Followup posts are ideal for political, legal, and sports blogs. Each those blog categories is ideally suited to continuing column ideas. Most regular readers will be very intrigued as to how the initial case, policy, or game under discussion, was resolved.’

Nice post again Wayne I’m sure I’ll write more about this – in a later post…

Podcast Network Sign First Sponsor – LearnDog

The Podcast Network have just announced their first sponsor – an Aussie organization named LearnDog who work with teenagers to help them to make good life choices. LearnDog’s website might be a little on the light side of information about who they are and what they do – but they do have a blog that reveals a little more.

LearnDog product manager is quoted in the Australian Newspaper as saying:

‘”Our goal is to launch LearnDog on a global stage so millions of kids can showcase their talents using new media. We aim to create a positive learning experience that helps kids deal with the great youth dangers of suicide and depression.”

LearnDog will use radio, TV, press, and new media, including web blogging, PodCasting, chat and SMS, to provide assistance to 14 to 18-year-olds and disadvantaged people. An animated character called LearnDog will interact with these people. The company was founded by Mark Keough, who also set up Archer College, a Registered Training Organisation that delivers professional training using the latest in educational technologies. Seyfang, a windsurfing fanatic, says LearnDog will help kids to learn stuff by finding ways to show their talents and link them to training and/or well-being programs.

“We want to reach them through media channels like TV, radio, print media and new media channels like web blogs, PodCasting, internet generally, chat and SMS,” he says.`’

I like this concept – new media has so much potential to be a life giving force to many and LearnDog seems to be one example of someone taking steps to test this theory.

New Blogs on the Block

Let me introduce you to some new blogs – 5 of which have been added to the 9 Rules Network in the past 24 hours and 1 that is being developed by a good friend of mine – in fact the person who designed this blog.

Rachel Cunliffe is the author of Designer Blogs – a blog about blog design.
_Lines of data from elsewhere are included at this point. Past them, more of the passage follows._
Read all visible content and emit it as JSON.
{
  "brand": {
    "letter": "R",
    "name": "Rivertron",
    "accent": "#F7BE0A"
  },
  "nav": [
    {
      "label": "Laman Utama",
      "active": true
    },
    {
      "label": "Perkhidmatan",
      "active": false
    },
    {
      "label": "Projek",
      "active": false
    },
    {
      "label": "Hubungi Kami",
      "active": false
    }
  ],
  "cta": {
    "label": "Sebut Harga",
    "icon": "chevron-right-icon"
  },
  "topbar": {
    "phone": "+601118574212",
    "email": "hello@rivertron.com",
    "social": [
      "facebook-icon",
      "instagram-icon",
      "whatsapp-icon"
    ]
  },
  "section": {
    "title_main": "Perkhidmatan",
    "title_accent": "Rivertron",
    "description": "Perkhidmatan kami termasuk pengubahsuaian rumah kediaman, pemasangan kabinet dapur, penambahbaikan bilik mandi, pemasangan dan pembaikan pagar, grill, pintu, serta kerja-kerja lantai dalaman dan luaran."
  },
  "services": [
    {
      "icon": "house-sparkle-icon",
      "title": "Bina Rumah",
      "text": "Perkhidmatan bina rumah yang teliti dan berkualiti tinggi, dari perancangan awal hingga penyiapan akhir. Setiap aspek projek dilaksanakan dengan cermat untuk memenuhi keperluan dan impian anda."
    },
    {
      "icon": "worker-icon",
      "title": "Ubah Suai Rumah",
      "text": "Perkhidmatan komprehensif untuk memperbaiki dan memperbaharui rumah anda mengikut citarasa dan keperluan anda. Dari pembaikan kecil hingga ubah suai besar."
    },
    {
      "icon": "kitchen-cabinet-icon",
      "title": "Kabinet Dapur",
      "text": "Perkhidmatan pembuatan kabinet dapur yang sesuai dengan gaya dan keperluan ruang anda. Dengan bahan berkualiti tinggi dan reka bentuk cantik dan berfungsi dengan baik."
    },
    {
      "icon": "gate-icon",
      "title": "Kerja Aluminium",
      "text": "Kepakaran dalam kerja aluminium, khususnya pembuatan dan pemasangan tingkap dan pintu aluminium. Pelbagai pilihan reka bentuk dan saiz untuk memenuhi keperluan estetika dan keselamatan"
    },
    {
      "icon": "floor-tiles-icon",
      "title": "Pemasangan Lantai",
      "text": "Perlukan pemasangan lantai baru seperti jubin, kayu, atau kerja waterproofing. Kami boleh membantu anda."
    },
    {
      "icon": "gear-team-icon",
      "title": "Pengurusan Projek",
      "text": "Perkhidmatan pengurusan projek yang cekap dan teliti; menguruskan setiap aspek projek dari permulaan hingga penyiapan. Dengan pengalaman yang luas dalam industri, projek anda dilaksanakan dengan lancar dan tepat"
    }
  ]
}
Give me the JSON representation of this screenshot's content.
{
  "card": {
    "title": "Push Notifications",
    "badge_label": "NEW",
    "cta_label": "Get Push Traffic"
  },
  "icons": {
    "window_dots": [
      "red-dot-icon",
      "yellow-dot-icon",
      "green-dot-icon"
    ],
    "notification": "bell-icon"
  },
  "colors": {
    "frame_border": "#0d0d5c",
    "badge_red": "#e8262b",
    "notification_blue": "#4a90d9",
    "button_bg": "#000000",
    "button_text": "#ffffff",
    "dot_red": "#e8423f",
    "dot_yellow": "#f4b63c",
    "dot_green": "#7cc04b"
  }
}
Rachel is an experienced blog designer and has done a bit of work for me over the past couple of years. She is based in New Zealand and designs simple, clean and up to date looking blogs. Designer Blogs will feature critiques on blog design, award winning designs and ideas and tips on designing your blog. Knowing Rachel well I suspect this will be a quality blog and one to watch. There isn’t much in archives yet – but no doubt it will fill up quickly as Rachel is dedicated and hardworking blogger.

The 9 Rules Network has added five interesting blogs to their stable in the last day or so. As per usual – these are well designed blogs (most of them are by designers) with interesting content. Some were in existence previously, a couple are brand new (ish). At this stage the only thing that really links them together is the 9Rules logo and incoming links from the 9Rules blog and home page – oh and they almost all share another common feature – a common publisher code on their Adsense ads – going into a common pot I guess to be shared.

  • Strange Brand – James Archer has been writing this blog on the topics of marketing, branding, advertising, PR, small business and the entrepreneurial spirit for a month now – each of his articles are spot on – he scratches right where I itch.
  • Return of Design – Another blog by James that he’s been writing for a week now on the topic of Design.
  • Kartooner – This is an older blog, written by Eric Sagen, that joins the network with a large archive of post on an array of topics. It is a personal blog with lots of depth and the ability to hold one’s interest.
  • Mark Boulton – Yet another older blog already brimming with usefulness. Mark’s blog is on my daily reads via RSS and has a wonderful grasp on web design.
  • Almost Cool – Peter Flaschner is another amazing web designer who writes about his craft in this very ‘cool’ blog. He’s been at it at Almost Cool since October of 2004 and his archives are well worth the search through.

So there are some new blogs to add to your News Aggregator – they’re all on mine now.